It is the end of an eventful year, a year of change for the world, and our country.
It seems to me that when human beings are confronted with change we respond either with fear or love. We can see this play out on our television sets, newspapers, social media, and with our families and friends. Sometimes we see hate and violence, sometimes we see the peaceful demonstrations that are our human right as citizens of a democracy.
But time and again we have gathered to console and peacefully confront each other when differences have arisen, and we have stood with and for one another in concern and compassion when challenges have come our way. We raise funds, make peace-cranes, light candles, teach, listen and learn. We never forget that knowledge, itself, is a stand for justice. We fortify ourselves by exploring meaning and purpose, and then turn towards that purpose with intention and resolve. We are not perfect, but we are determined; we are not large, but we have impact. We see the changes in our world and community and we face them and lean into them, determined to be a source of justice, equity and empowerment. In other words, our response to change is to meet it with open minds while loving and respecting one another.

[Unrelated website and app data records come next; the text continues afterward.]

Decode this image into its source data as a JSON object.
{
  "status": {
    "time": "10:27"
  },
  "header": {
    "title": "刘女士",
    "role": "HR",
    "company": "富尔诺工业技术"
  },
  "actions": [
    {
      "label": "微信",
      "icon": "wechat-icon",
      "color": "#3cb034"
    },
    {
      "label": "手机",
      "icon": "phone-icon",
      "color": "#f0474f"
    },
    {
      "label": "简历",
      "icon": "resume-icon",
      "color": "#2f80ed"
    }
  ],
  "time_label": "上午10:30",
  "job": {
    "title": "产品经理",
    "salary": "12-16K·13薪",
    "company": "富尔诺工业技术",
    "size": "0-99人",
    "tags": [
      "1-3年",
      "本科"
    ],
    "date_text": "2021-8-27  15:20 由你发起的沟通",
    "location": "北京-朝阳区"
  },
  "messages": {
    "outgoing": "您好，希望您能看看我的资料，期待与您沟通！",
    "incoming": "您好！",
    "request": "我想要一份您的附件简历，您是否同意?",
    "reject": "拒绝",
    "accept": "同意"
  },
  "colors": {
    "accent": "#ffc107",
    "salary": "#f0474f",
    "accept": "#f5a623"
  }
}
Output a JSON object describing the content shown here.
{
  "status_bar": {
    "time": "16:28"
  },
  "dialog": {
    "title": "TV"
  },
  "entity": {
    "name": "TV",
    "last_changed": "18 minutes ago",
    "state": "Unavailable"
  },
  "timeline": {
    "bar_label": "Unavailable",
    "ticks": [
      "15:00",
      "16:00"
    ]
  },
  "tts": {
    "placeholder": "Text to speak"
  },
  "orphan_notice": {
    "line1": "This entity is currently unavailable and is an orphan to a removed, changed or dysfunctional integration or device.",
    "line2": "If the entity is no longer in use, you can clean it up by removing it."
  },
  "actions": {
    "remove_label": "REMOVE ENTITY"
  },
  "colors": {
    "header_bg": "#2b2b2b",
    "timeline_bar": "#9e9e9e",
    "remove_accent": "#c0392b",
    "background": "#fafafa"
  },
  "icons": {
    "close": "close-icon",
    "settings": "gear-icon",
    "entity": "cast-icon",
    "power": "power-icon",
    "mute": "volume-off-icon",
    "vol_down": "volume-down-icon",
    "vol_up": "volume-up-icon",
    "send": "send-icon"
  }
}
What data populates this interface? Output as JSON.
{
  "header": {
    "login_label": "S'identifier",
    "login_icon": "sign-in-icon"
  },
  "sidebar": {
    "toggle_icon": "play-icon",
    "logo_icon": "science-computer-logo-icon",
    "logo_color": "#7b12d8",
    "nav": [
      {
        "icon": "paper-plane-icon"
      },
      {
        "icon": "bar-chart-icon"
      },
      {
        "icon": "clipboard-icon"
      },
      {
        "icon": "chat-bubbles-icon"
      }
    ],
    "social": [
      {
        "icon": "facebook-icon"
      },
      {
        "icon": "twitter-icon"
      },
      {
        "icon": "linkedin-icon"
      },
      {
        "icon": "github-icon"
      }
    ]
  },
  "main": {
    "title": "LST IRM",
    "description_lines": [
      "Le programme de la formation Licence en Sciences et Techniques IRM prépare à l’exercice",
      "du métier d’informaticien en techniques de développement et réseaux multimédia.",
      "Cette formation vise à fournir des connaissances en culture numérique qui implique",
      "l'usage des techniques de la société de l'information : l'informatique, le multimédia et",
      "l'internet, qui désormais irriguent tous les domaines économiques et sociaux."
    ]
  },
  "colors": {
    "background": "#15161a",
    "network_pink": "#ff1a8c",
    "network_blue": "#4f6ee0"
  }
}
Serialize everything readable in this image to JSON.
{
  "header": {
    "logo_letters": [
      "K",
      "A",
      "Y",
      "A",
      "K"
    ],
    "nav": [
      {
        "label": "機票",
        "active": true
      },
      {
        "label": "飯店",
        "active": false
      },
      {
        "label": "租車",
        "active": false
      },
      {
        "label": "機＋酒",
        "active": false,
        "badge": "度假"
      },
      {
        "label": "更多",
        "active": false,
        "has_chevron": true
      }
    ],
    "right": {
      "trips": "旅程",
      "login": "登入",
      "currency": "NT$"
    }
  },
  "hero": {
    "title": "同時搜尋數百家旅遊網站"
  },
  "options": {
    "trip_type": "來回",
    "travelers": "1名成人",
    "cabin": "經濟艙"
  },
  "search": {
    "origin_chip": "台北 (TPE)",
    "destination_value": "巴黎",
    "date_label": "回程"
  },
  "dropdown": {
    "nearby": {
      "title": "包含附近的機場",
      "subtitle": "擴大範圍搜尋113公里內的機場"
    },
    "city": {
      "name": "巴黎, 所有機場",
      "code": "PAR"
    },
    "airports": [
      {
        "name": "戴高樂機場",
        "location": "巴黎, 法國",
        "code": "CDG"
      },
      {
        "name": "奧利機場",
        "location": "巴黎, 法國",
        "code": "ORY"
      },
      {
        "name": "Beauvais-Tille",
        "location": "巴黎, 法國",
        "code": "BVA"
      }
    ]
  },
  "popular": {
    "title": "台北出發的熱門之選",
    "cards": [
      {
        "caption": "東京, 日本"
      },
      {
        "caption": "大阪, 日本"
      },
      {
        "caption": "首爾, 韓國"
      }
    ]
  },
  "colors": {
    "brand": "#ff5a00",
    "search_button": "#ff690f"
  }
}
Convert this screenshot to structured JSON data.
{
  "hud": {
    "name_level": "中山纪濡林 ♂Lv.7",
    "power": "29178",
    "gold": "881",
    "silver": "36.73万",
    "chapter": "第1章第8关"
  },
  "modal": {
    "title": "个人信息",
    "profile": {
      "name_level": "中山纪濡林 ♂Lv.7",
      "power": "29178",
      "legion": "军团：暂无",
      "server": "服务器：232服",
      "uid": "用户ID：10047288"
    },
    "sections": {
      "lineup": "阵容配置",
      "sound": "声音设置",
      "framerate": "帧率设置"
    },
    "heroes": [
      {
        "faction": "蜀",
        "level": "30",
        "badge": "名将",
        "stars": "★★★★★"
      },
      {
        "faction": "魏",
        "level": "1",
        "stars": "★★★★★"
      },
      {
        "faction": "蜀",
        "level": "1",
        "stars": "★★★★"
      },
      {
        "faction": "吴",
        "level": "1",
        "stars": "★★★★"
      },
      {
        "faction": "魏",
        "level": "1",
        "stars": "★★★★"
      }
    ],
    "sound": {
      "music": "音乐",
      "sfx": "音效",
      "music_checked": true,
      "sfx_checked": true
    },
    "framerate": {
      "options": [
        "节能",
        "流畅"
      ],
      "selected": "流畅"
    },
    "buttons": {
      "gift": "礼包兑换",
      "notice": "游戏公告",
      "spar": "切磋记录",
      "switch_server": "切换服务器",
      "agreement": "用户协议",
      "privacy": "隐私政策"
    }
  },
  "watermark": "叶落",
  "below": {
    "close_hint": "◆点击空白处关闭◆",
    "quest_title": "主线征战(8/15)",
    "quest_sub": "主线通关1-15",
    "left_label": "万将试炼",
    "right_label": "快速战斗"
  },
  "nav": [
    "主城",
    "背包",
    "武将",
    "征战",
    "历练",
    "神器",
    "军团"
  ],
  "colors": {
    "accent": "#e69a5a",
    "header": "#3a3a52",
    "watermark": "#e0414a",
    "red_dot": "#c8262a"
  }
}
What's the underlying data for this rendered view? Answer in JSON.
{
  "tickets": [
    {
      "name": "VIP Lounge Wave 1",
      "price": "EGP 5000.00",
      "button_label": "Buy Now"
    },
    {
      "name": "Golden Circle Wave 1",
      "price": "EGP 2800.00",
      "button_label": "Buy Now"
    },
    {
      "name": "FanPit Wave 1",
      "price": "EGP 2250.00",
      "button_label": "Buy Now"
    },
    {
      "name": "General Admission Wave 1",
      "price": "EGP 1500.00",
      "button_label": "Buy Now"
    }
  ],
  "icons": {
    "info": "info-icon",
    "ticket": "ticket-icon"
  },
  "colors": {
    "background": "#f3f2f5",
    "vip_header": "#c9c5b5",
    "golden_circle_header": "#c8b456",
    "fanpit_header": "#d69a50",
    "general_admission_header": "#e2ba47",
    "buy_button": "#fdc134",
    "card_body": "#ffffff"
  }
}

Knowing that love and respect is always the right response is simple. Realizing that response, however, is not always easy. Love and respect, like yoga and prayer, are practices that are strengthened by weaving them into our everyday lives. Strengthening these practices strengthens us, too, and if ever the world needed the strength of good people, it is now. So, if you are seeking some simple ways to lift your spirits, quiet your inner-critic or ground yourself in goodness, I have some suggestions.
- Read Charles Dickens' A Christmas Carol, or Maya Angelou’s Amazing Peace, or any other work that inspires you. Notice how you feel before and after your reading.
- Go on a short “media fast” and do not watch the news or visit social media for a few days.
- For two weeks, end your day with three minutes of reflection based on the ancient spiritual practice called “The Examen of Consciousness.” Sit quietly and bring your attention to your heart. Ask yourself, “When today was I happiest or most fulfilled?” and “When today was I least happy or fulfilled?” Journal or jot down your internal responses and, at the end of two weeks, notice if there are patterns revealed.
- Practice random acts of kindness and generosity.
As the holidays approach and conclude, may we remember who we are and who we want to be. May our fears be stilled and our courage awakened. May we grow in wisdom, intellect, agency and empowerment, and may we make our world a better place through our presence and actions.
I wish you peace and all good this season…and all year long.